(Recorded data)

* * * * *

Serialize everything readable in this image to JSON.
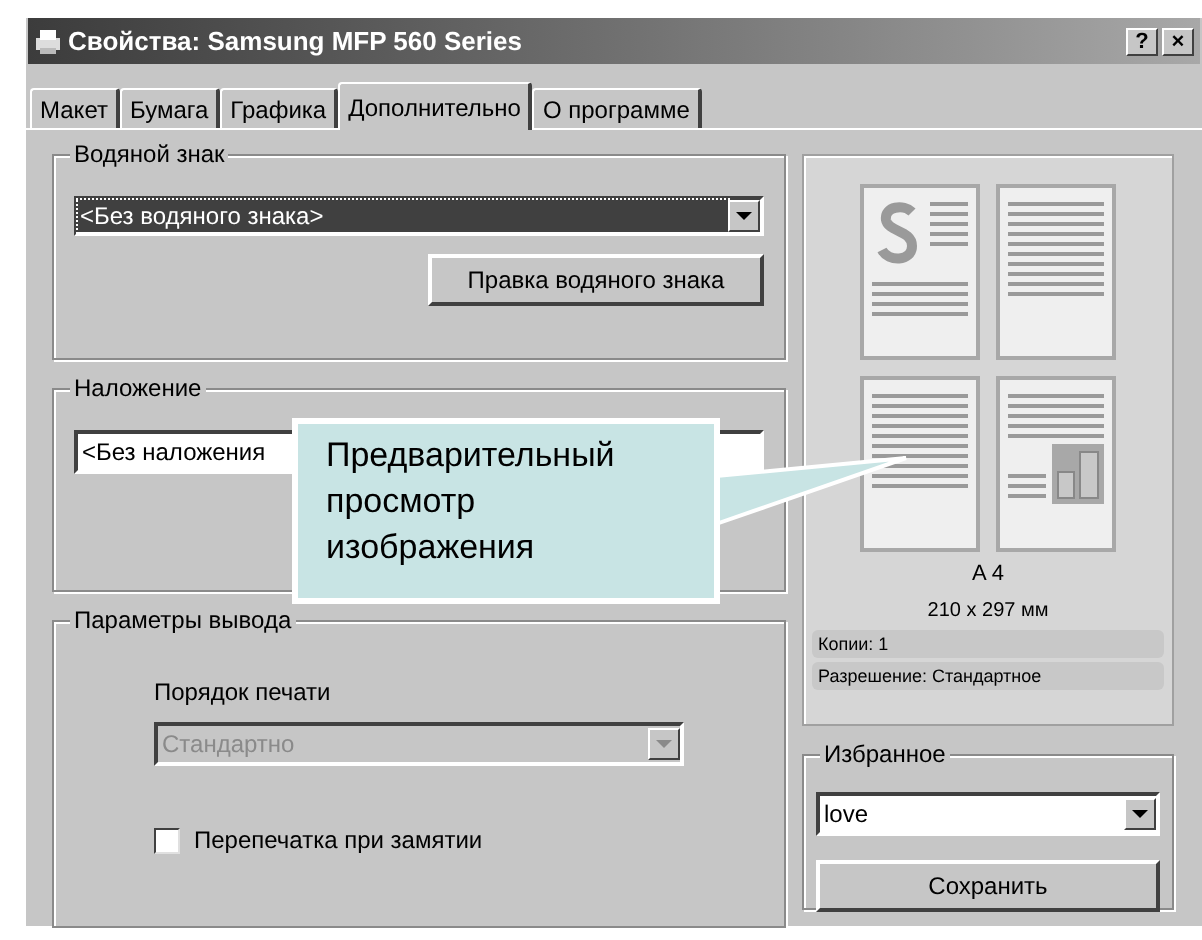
{
  "window": {
    "title": "Свойства: Samsung MFP 560 Series",
    "buttons": [
      "?",
      "×"
    ]
  },
  "tabs": [
    {
      "label": "Макет",
      "selected": false
    },
    {
      "label": "Бумага",
      "selected": false
    },
    {
      "label": "Графика",
      "selected": false
    },
    {
      "label": "Дополнительно",
      "selected": true
    },
    {
      "label": "О программе",
      "selected": false
    }
  ],
  "watermark": {
    "label": "Водяной знак",
    "value": "<Без водяного знака>",
    "button": "Правка водяного знака"
  },
  "overlay": {
    "label": "Наложение",
    "value": "<Без наложения"
  },
  "output": {
    "label": "Параметры вывода",
    "print_order": {
      "label": "Порядок печати",
      "value": "Стандартно",
      "disabled": true
    },
    "reprint": {
      "label": "Перепечатка при замятии",
      "checked": false
    }
  },
  "preview": {
    "paper": "A 4",
    "size": "210 x 297 мм",
    "copies": "Копии: 1",
    "resolution": "Разрешение: Стандартное"
  },
  "favorites": {
    "label": "Избранное",
    "value": "love",
    "button": "Сохранить"
  },
  "callout": {
    "text": "Предварительный просмотр изображения"
  }
}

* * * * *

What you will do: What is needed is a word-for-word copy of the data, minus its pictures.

Reply:
Serialize everything readable in this image to JSON.
{
  "window": {
    "title": "Свойства: Samsung MFP 560 Series",
    "buttons": [
      "?",
      "×"
    ]
  },
  "tabs": [
    {
      "label": "Макет",
      "selected": false
    },
    {
      "label": "Бумага",
      "selected": false
    },
    {
      "label": "Графика",
      "selected": false
    },
    {
      "label": "Дополнительно",
      "selected": true
    },
    {
      "label": "О программе",
      "selected": false
    }
  ],
  "watermark": {
    "label": "Водяной знак",
    "value": "<Без водяного знака>",
    "button": "Правка водяного знака"
  },
  "overlay": {
    "label": "Наложение",
    "value": "<Без наложения"
  },
  "output": {
    "label": "Параметры вывода",
    "print_order": {
      "label": "Порядок печати",
      "value": "Стандартно",
      "disabled": true
    },
    "reprint": {
      "label": "Перепечатка при замятии",
      "checked": false
    }
  },
  "preview": {
    "paper": "A 4",
    "size": "210 x 297 мм",
    "copies": "Копии: 1",
    "resolution": "Разрешение: Стандартное"
  },
  "favorites": {
    "label": "Избранное",
    "value": "love",
    "button": "Сохранить"
  },
  "callout": {
    "text": "Предварительный просмотр изображения"
  }
}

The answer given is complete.